→ EXERCISE PROMPT: Look below and pull out each line with the word "chevron".

→ RECORDED INFORMATION:
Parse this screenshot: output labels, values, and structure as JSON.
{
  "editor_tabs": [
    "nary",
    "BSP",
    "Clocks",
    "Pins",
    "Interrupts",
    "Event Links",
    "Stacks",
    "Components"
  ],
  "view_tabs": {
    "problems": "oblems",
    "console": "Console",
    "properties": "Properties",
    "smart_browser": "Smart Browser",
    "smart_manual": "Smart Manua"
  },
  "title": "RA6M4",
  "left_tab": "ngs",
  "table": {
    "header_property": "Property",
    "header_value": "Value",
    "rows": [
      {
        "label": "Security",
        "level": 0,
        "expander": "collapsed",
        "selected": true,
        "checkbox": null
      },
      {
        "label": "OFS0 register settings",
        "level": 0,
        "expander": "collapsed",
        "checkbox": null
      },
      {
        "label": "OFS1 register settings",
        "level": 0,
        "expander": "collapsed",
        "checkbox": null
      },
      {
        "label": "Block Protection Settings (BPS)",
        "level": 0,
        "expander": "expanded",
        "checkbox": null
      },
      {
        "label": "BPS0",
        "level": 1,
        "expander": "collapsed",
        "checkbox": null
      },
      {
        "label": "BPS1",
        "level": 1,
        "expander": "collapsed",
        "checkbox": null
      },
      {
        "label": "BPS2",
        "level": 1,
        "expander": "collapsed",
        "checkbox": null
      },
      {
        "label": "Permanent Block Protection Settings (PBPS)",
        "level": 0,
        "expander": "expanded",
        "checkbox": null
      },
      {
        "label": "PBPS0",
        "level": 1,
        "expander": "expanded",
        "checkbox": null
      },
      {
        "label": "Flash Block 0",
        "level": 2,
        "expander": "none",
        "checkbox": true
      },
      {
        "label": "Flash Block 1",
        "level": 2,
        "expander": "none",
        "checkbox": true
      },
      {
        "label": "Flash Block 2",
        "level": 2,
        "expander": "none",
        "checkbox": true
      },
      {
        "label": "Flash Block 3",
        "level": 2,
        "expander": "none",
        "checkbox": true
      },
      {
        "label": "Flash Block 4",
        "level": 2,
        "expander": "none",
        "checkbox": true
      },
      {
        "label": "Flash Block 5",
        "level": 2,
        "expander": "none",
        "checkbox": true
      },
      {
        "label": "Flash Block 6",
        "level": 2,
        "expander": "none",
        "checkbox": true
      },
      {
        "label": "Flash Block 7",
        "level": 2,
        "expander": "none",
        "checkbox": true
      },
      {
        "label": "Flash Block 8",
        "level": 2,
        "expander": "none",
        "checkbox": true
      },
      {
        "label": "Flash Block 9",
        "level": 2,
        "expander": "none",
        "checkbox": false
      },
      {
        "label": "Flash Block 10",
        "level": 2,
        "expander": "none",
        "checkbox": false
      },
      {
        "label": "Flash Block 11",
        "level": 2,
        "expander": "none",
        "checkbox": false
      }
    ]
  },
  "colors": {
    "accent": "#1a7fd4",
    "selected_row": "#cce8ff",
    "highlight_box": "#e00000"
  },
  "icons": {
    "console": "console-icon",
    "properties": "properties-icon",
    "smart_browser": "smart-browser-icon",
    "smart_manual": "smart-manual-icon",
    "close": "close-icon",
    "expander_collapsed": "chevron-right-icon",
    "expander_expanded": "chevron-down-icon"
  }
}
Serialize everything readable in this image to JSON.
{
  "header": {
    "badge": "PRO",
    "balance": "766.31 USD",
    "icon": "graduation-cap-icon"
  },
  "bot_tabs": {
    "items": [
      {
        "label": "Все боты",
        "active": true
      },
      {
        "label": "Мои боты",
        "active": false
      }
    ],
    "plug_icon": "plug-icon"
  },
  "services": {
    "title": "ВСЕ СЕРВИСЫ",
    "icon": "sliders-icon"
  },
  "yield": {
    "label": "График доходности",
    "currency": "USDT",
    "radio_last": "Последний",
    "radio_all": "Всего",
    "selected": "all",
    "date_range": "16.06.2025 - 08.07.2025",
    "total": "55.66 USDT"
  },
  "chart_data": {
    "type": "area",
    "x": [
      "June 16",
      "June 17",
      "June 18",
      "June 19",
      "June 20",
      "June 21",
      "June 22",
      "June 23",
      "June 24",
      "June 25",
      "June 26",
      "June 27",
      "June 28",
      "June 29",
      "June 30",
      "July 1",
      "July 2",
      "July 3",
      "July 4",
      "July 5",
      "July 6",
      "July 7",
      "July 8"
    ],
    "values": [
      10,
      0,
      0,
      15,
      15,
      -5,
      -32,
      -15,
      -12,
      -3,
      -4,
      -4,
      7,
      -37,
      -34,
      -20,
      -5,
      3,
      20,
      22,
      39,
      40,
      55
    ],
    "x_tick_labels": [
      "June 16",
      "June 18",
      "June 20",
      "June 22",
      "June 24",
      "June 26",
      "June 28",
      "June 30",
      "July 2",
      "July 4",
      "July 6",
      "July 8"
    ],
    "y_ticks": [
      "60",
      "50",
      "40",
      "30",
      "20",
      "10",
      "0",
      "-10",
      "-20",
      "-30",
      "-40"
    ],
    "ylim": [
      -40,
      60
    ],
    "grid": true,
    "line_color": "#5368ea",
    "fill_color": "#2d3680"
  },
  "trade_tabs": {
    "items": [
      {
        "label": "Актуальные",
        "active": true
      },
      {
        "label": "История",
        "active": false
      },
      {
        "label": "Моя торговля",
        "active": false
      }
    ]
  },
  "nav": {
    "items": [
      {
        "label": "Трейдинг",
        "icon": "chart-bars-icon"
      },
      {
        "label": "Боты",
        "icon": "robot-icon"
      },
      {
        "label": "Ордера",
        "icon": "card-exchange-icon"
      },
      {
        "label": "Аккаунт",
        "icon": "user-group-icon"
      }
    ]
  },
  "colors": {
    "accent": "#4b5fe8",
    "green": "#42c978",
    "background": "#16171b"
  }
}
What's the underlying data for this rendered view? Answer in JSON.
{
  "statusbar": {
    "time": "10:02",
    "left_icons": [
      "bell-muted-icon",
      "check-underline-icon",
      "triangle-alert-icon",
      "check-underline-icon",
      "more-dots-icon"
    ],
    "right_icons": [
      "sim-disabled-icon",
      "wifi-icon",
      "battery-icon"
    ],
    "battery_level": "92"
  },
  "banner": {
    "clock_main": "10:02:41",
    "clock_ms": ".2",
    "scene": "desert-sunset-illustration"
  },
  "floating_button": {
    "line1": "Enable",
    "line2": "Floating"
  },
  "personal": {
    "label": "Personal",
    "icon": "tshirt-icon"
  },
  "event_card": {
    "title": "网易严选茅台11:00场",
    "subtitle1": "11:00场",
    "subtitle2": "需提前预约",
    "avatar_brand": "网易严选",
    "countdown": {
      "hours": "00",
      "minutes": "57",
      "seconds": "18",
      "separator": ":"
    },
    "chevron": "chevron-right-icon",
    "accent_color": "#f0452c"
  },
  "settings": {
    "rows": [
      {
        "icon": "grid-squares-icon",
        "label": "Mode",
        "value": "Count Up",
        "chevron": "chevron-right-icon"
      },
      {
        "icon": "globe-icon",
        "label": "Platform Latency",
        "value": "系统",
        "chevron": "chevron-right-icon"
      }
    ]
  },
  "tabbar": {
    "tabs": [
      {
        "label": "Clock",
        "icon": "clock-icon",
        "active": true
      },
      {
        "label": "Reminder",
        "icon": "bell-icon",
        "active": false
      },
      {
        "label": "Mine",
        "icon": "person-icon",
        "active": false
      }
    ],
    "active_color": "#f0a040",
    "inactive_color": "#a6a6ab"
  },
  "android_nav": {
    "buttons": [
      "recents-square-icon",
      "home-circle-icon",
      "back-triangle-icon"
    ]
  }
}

→ REPLY TO THE EXERCISE:
    "expander_collapsed": "chevron-right-icon",
    "expander_expanded": "chevron-down-icon"
    "chevron": "chevron-right-icon",
        "chevron": "chevron-right-icon"
        "chevron": "chevron-right-icon"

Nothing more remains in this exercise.